The effect of clinical vs. scientific expert testimony on mock juror decision-making in capital sentencing
AuthorKrauss, Daniel Avram
AdvisorSales, Bruce D.
MetadataShow full item record
PublisherThe University of Arizona.
RightsCopyright © is held by the author. Digital access to this material is made possible by the University Libraries, University of Arizona. Further transmission, reproduction or presentation (such as public display or performance) of protected items is prohibited except with permission of the author.

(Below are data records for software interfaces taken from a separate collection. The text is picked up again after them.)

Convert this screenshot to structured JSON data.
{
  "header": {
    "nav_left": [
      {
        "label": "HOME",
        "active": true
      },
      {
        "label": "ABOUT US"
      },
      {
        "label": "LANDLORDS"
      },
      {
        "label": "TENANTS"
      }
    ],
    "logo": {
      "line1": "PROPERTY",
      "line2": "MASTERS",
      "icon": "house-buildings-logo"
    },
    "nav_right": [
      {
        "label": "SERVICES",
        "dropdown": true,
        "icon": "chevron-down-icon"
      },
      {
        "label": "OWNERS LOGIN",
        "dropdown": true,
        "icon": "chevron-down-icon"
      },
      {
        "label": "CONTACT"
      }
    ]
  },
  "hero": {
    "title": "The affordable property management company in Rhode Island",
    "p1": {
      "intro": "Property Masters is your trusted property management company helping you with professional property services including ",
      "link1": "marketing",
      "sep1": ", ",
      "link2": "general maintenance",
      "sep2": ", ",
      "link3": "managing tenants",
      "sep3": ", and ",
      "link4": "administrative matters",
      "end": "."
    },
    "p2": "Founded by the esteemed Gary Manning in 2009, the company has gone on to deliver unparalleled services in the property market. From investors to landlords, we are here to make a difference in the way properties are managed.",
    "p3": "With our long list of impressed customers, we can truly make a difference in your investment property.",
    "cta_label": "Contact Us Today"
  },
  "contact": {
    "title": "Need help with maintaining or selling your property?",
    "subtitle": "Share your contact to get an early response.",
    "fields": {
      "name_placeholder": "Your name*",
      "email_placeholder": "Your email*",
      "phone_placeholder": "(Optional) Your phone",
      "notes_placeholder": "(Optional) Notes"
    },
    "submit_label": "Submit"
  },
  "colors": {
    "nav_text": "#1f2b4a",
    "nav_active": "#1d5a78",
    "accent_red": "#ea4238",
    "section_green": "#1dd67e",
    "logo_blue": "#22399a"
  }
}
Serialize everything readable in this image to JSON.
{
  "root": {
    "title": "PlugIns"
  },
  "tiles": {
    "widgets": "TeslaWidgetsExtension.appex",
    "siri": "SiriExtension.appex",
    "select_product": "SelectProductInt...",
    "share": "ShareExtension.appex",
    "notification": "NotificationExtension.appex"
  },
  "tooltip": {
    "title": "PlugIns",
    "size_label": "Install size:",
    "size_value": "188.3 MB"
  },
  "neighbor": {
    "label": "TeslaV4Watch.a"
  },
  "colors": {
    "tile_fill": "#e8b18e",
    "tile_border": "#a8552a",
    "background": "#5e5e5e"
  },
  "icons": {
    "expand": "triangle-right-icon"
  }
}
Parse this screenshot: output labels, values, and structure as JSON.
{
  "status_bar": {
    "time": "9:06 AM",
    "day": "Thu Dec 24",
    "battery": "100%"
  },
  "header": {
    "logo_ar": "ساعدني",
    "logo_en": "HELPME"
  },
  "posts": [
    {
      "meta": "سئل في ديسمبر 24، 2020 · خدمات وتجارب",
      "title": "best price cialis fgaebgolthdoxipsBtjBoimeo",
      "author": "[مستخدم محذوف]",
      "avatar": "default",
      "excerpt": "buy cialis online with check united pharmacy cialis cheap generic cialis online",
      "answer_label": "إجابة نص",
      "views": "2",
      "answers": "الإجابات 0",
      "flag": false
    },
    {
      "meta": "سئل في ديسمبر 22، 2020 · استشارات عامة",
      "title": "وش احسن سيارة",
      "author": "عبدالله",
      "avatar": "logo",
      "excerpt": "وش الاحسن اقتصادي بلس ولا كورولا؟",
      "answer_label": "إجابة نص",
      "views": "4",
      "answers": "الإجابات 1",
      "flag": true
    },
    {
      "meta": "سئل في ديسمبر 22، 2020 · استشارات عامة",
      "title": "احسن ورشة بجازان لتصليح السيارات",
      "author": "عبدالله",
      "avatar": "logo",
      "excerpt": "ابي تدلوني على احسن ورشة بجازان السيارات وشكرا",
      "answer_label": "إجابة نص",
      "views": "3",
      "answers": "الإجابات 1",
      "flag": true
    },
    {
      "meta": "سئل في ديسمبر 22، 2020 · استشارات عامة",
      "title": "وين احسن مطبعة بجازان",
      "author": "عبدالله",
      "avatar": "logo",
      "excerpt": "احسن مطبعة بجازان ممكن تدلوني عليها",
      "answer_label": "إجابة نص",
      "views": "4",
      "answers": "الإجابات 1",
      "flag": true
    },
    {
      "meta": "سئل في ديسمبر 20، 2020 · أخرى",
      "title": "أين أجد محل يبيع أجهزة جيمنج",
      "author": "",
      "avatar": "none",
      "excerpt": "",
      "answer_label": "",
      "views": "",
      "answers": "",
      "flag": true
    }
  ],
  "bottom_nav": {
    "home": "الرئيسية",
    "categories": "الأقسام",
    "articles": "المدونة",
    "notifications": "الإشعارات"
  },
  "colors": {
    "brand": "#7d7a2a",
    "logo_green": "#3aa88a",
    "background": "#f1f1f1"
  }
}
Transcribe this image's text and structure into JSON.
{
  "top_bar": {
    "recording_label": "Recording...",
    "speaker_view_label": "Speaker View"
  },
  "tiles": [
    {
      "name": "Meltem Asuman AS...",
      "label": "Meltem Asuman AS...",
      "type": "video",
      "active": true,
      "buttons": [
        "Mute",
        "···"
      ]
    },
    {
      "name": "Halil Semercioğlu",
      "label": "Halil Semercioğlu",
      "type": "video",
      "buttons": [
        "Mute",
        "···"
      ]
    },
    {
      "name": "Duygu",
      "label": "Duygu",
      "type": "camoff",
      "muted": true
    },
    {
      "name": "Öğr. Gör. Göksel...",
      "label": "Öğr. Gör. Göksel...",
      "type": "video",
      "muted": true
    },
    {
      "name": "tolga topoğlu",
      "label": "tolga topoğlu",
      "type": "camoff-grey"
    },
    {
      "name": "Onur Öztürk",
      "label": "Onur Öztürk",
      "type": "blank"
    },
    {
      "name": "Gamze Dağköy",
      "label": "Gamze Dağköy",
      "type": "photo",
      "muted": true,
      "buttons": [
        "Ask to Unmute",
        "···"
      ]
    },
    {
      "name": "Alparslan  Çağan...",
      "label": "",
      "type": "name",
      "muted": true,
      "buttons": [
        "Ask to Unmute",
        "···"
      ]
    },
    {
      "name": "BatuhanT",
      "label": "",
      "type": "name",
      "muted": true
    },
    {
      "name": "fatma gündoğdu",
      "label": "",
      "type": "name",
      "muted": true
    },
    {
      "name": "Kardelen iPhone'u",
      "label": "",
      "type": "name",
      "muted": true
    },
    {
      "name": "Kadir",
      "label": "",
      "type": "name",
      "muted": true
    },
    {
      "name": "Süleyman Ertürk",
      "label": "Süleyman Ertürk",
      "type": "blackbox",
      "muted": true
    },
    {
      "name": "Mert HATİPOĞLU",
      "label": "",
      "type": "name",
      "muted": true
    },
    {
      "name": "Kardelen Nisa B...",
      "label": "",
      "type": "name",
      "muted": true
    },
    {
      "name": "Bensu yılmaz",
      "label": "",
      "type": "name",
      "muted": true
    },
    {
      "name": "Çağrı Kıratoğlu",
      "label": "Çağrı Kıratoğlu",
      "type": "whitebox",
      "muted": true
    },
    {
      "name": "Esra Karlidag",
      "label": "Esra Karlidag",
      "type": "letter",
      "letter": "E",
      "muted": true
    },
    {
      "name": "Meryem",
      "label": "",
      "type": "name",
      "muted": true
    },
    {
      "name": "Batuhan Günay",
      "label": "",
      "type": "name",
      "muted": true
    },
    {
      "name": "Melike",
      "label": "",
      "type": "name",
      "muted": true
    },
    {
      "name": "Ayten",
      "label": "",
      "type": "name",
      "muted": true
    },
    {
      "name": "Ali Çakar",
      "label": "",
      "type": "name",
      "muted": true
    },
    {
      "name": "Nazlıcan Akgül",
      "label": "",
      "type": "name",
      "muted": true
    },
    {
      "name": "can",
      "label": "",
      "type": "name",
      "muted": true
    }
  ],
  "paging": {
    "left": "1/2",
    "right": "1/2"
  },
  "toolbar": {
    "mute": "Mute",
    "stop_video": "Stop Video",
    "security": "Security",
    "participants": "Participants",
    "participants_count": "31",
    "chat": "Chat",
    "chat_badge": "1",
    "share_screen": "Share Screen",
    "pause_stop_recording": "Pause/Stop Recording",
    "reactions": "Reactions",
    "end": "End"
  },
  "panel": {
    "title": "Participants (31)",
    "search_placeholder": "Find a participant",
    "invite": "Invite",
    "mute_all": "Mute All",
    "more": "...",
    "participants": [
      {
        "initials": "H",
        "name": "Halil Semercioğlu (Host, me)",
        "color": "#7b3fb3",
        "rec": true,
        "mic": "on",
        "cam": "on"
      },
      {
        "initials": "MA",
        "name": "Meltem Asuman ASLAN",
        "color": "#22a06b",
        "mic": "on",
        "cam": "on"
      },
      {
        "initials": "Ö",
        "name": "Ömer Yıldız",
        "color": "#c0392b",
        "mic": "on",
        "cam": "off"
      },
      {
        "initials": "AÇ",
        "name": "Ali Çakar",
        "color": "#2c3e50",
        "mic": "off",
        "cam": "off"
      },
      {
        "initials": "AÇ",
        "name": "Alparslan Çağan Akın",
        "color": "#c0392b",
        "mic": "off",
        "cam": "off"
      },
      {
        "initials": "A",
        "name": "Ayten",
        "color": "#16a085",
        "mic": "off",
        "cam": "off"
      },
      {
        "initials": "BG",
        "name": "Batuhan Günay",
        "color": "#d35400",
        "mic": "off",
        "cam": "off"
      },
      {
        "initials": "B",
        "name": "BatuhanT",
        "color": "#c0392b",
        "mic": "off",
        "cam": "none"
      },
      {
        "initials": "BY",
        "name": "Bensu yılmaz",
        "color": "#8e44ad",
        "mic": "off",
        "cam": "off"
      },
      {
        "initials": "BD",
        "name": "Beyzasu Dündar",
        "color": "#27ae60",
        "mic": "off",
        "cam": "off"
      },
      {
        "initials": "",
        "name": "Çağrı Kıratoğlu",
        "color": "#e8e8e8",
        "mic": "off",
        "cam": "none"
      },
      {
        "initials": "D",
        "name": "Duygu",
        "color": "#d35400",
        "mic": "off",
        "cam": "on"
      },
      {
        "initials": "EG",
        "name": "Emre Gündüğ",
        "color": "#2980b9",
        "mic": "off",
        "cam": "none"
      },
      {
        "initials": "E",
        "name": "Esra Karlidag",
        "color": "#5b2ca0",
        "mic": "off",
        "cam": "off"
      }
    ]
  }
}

AbstractThe Supreme Court and many state courts have assumed that jurors are capable, with the aid of adversary procedures (i.e., cross-examination and competing experts), of differentiating less accurate clinical opinion expert testimony (testimony based solely on a clinician's years of experience within the field) from expert testimony based on more sound scientific footing, and appropriately weighing these two types of testimony in their decisions. Psychological literature on both persuasion and jury decision-making suggests, however, that this assumption is dubious. Using a simulated capital sentencing hearing based on Texas law, this experiment investigated whether mock jurors are more influenced in their decision-making by clinical opinion expert testimony or actuarial expert testimony (testimony based on standardized risk assessment instrument). The effectiveness of different types of adversary procedures in eliminating the influence of expert testimony was also investigated. Results suggest that jurors are more influenced by clinical opinion expert testimony than they are by actuarial expert testimony, and this preference for clinical opinion expert testimony remains even after the presentation of adversary procedures. Limited empirical support was found for the notion that various types of adversary procedures will have differential impact on the influence of expert testimony on juror decisions. The legal and policy implications of these findings are discussed.
Degree ProgramGraduate College